OW Bunker’s Board Never Approved Tankoil Loan
- Business & Finance
The credit line worth up to USD 130 million that was given by Singapore arm of Danish marine fuel distributor OW Bunker, Dynamic Oil Trading, to Tankoil Marine Services, was not authorized by the parent company’s board.
According to the company’s Chairman Niels Henrik Jensen, cited by Reuters, “the credit granted to Tankoil was never submitted to the board, let alone authorised by it.”
In addition, the board of directors was also “extremely surprised to learn of the USD 150 million trading loss” writes Reuters, citing Jensen.

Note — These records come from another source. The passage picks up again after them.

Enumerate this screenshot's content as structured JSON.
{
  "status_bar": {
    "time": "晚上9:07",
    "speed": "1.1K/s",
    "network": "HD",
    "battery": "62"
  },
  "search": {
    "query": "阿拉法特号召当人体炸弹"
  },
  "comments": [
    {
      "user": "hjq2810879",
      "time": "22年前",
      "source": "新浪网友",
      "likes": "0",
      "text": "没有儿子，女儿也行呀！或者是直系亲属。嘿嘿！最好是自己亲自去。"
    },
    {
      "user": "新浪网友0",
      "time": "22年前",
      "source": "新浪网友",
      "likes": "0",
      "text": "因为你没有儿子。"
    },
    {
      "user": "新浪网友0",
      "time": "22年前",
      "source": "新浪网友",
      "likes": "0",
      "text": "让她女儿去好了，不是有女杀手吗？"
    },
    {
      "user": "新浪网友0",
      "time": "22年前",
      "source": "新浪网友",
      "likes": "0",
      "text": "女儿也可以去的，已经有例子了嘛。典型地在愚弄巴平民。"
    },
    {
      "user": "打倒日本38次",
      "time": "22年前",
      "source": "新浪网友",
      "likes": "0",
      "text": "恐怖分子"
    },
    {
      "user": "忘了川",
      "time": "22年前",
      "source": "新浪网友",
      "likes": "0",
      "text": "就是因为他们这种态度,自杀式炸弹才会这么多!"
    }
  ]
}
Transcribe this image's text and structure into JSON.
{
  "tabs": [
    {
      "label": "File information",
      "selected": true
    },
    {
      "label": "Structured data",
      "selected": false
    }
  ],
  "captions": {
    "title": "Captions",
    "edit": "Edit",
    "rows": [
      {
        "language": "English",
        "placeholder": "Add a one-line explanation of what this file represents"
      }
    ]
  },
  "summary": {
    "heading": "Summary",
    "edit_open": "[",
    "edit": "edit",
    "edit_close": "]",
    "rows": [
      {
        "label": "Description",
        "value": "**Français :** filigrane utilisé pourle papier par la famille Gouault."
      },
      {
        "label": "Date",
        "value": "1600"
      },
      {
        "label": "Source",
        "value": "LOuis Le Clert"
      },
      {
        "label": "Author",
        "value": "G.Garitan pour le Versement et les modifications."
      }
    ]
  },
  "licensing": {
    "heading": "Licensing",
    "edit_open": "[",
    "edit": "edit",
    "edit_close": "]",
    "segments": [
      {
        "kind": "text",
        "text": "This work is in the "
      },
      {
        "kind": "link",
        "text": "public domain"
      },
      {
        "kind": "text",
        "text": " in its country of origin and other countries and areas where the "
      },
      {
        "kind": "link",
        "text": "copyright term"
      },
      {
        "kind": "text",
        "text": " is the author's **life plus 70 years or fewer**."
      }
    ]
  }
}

OW Bunker filed for bankruptcy protection on November 7 having reported a loss of at least USD 275 million resulting from a fraud by senior employees at Singapore subsidiary and mark-to-market losses.
The bankruptcy has had a ripple effect on Singapore units, along with those in the US.
Singapore-based Dynamic Oil Trading and OW Bunker Far East Pte. Ltd. filed for liquidation and are facing court claims by creditors worth USD 37 million.
U.S. units of OW Bunker filed Chapter 11 petitions Nov. 13 and are now seeking court permission to sell more than 150,000 barrels of stranded California oil, Bloomberg writes.
OW Bunker North America Inc. was quoted by Bloomberg as saying in its filing to U.S. Bankruptcy Court in Bridgeport, that the California oil must be sold quickly, at USD 350-to-500 per metric ton, in order to avoid fluctuating oil prices and required storage costs of more than USD 300,000 a month.
On the other hand, bunker trading company Integr8 Fuels has hired a number of former traders from OW Bunker, the company confirmed on its website.
These include four staff members, two for its Singapore office and a further two for its Dubai arm.
The bankruptcy case has not disrupted bunker supply and bunkering operations in Singapore, the Singapore Shipping Association (SSA) said having consulted with close to 50 companies.
In addition, bunker fuel demand in Mumbai and Hong Kong has remained steady, despite some predictions that it would rise as vessels sought ports with fewer credit issues, according to Platts.
World Maritime News Staff